For a busy manager or recruiting professional, realize that the recruiting bar is being raised every day. Because we specialize in advanced recruiting practices, we have put together a quick list of examples of ultra-bold recruiting practices in order to demonstrate just how aggressive and bold recruiting has become. Each bold practice takes only a minute to scan and we assure you that most will be startled with how much recruiting has changed.
The Top 15 Ultra-bold Recruiting Practices keep reading…
Recruiters and hiring managers’ shared goal is to fill positions with top talent. So why do they often end up frustrated with each other? Most often, it’s because hiring managers and recruiters have different perspectives and approaches when it comes to hiring.
The only person you can change is you. Take on the responsibility to be a guide, to provide value by serving to help the hiring manager succeed, and in doing so, create a spirit of partnership. Here is some guidance to help you forge a successful working relationship with hiring managers. keep reading…
There’s a well-known project management challenge: “fast, good, cheap: pick two.” It succinctly captures the dilemma that project managers face as they try to achieve their goals at the right speed, price, and quality. In this triangle of competing priorities, it seems impossible to optimize all three at the same time, leaving the project manager with hard choices to make. They know:
- To get something quickly of high quality, it will not be cheap
- To get something quickly and cheaply, it will not be high quality
- To get something cheaply that is high quality, it will not be quick
The best project managers know that to make the right choices, they have to understand which priority is most important to the project, and ultimately, their decisions must be aligned with the priorities of the organization.
This doesn’t just apply to project management.

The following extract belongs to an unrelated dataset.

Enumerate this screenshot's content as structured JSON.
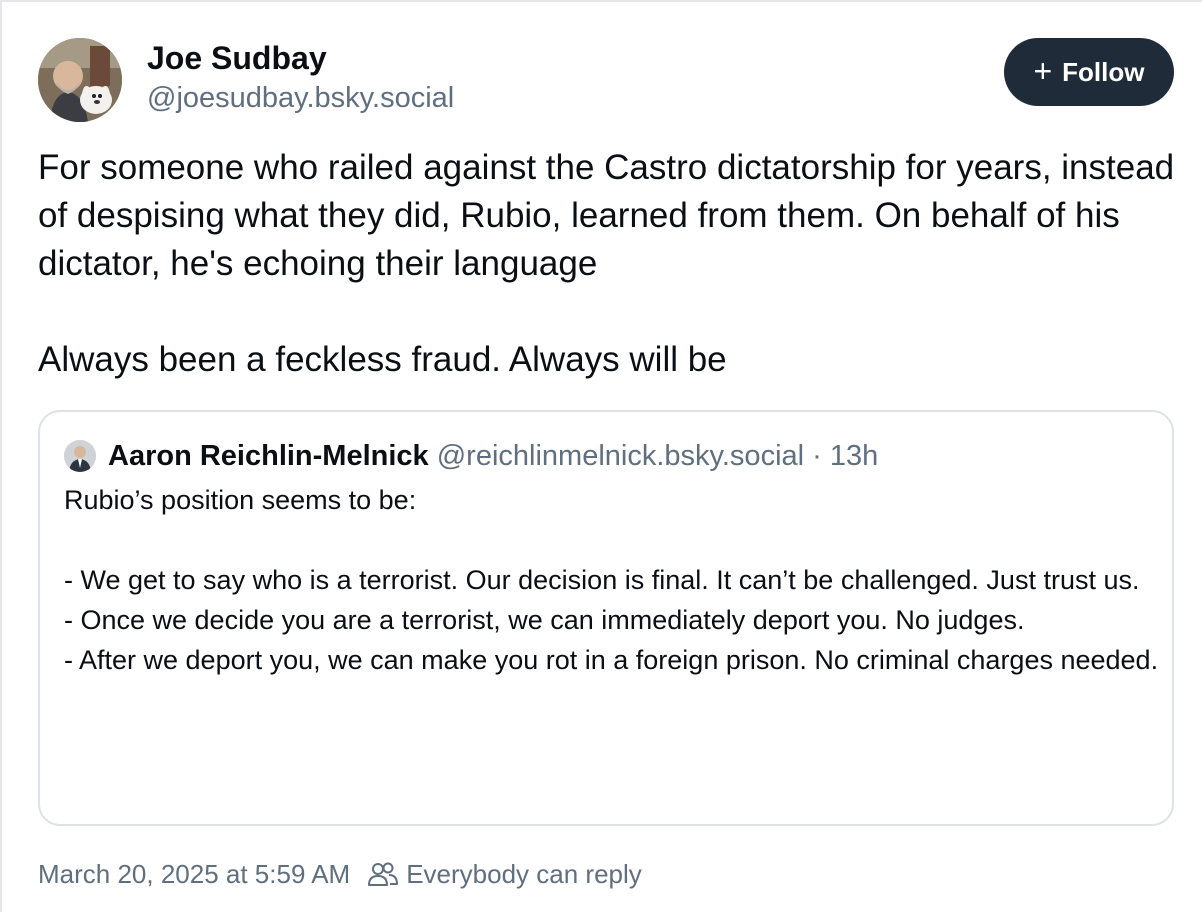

With the increased demand and dwindling supply of high quality candidates, recruiters are finding themselves in the same dilemma trying to meet the needs of their hiring managers. keep reading…